- _Task_
Identify all lines below that hold "Inhalte" and collect them.

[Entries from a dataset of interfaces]
/---
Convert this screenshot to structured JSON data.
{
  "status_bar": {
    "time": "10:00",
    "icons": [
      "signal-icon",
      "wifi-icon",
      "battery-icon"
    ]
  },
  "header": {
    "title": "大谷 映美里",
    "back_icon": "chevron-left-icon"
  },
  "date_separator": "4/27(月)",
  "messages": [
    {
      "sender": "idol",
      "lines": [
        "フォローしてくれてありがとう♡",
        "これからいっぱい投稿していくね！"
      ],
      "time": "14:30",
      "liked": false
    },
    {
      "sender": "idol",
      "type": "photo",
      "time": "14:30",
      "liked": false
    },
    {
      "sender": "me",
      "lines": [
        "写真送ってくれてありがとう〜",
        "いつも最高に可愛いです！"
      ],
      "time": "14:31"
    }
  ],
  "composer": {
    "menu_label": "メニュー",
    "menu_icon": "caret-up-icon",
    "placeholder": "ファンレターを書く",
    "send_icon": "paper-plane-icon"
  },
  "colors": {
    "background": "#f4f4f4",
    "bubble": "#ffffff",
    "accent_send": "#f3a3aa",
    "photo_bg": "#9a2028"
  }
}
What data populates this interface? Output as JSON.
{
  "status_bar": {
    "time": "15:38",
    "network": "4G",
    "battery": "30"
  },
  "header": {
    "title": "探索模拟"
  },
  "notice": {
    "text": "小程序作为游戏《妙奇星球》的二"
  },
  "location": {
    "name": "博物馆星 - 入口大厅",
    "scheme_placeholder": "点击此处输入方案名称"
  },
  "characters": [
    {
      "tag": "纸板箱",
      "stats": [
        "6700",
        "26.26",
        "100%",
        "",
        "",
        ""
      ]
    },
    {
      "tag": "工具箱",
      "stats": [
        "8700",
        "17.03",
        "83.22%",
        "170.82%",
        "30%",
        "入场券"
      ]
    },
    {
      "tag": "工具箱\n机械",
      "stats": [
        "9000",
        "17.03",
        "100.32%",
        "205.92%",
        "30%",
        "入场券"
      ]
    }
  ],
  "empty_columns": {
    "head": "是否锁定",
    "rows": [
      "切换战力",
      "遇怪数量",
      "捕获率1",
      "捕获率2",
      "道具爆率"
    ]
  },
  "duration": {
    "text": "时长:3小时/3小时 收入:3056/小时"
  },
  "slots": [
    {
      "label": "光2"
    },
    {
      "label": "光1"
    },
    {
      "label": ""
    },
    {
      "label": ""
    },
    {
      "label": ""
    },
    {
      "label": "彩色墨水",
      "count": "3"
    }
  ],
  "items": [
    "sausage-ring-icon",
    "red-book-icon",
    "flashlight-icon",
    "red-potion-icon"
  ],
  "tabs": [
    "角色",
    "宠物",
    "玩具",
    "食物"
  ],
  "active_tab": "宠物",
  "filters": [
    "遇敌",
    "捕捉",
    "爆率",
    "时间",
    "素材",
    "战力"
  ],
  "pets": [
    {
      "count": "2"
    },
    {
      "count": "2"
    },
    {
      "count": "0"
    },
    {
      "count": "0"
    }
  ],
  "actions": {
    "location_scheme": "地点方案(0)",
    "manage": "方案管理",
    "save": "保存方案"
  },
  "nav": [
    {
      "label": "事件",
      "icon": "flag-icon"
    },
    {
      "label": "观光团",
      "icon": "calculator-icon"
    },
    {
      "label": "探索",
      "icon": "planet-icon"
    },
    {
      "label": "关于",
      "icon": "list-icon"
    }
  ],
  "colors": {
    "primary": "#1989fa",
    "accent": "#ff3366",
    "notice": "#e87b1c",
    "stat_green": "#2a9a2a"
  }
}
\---
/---
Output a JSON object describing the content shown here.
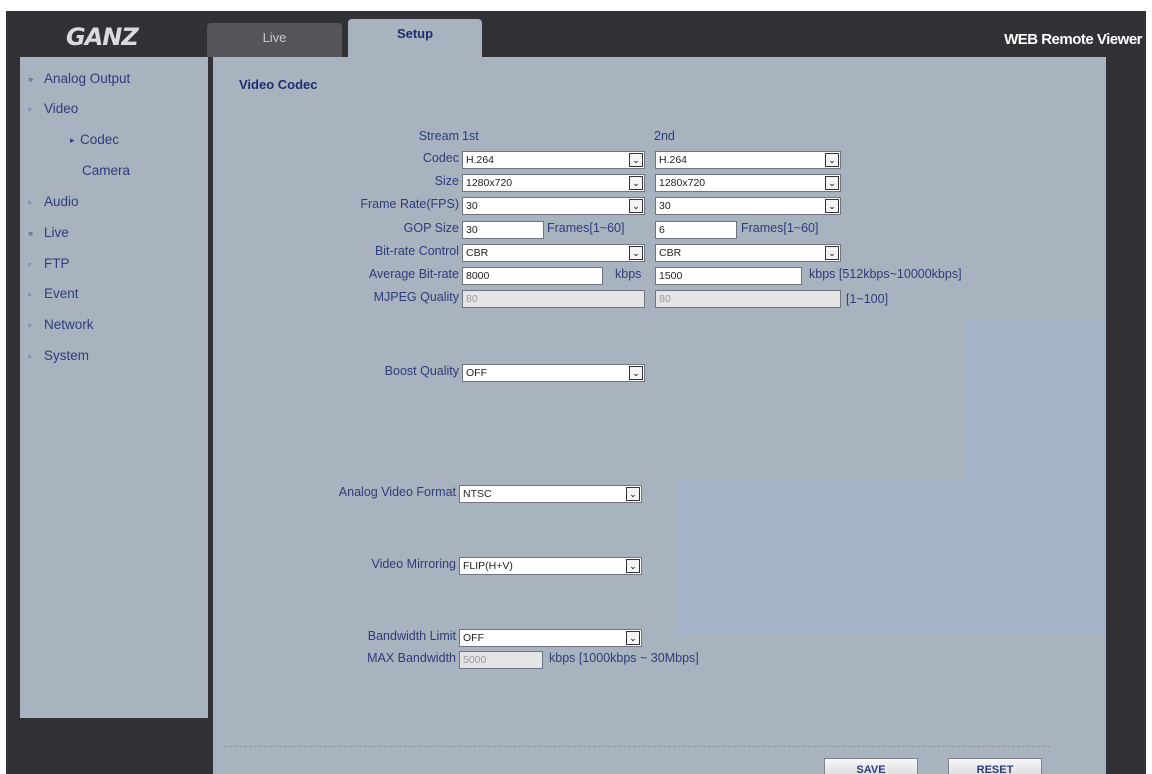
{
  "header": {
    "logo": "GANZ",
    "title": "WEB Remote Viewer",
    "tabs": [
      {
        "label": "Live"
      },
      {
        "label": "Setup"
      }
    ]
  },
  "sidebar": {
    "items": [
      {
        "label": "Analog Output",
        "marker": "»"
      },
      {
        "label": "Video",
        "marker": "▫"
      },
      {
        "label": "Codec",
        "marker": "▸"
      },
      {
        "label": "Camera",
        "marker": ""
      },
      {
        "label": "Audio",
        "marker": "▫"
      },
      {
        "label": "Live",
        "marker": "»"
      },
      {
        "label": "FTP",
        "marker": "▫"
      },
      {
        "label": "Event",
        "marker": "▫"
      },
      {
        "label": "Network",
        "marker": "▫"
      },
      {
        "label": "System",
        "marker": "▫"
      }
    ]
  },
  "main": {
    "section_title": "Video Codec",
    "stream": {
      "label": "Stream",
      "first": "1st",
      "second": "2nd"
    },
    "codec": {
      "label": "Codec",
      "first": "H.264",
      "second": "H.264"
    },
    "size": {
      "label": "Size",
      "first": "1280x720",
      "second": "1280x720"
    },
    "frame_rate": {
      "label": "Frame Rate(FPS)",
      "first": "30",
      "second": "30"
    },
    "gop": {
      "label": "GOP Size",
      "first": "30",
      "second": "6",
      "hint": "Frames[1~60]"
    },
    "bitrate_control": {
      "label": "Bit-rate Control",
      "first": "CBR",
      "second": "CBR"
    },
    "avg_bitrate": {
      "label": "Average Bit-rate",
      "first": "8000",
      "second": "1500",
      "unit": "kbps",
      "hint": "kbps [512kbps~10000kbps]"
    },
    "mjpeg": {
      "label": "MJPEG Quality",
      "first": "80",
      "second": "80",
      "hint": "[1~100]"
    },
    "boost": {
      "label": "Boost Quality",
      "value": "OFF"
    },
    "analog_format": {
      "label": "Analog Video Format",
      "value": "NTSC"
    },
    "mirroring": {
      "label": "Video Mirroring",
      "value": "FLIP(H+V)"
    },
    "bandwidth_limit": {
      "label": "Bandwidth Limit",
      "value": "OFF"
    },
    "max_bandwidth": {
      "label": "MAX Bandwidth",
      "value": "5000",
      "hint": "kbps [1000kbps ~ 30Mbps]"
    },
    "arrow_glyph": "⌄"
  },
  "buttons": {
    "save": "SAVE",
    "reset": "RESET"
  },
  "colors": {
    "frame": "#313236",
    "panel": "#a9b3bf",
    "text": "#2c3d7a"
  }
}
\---
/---
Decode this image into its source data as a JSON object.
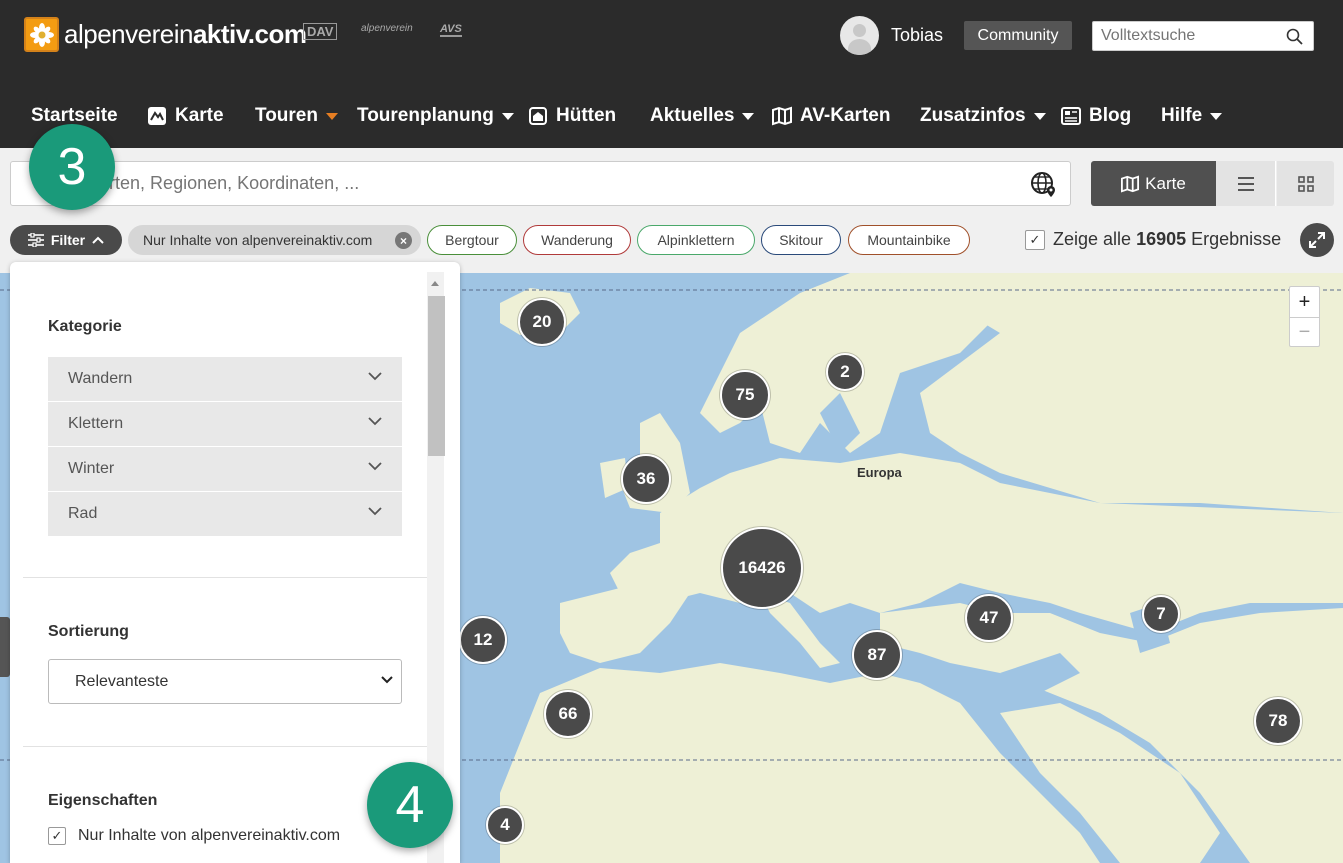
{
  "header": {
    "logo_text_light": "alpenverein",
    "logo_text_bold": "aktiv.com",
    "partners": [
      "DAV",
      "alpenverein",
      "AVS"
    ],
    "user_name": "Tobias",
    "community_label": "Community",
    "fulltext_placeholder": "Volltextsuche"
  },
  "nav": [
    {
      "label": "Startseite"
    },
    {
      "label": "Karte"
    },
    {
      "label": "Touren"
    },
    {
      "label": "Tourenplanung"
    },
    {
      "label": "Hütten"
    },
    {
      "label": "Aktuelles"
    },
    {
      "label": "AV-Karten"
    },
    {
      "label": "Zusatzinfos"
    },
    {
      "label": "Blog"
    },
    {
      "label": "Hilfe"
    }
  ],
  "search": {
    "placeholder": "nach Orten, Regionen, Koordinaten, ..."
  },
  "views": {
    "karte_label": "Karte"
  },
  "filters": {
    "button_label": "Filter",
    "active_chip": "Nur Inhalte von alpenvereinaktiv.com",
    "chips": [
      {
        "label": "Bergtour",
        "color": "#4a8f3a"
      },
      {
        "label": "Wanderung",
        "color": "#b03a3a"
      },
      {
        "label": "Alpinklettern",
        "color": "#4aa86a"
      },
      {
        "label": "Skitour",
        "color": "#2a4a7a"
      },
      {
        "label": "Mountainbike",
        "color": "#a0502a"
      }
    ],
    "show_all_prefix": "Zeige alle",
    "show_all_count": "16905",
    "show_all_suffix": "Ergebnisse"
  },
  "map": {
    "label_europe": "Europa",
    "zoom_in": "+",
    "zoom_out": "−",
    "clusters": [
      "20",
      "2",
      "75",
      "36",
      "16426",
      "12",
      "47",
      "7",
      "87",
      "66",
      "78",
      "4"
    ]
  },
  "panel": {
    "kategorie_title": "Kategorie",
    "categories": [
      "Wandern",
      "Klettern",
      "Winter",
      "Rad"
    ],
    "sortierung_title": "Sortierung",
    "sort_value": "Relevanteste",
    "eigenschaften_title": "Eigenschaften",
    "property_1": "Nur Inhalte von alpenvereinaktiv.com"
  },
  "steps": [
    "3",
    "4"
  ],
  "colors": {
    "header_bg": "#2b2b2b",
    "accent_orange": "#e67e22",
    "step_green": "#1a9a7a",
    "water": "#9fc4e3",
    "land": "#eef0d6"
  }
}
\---
- _Exercise response_
    "active_chip": "Nur Inhalte von alpenvereinaktiv.com",
    "property_1": "Nur Inhalte von alpenvereinaktiv.com"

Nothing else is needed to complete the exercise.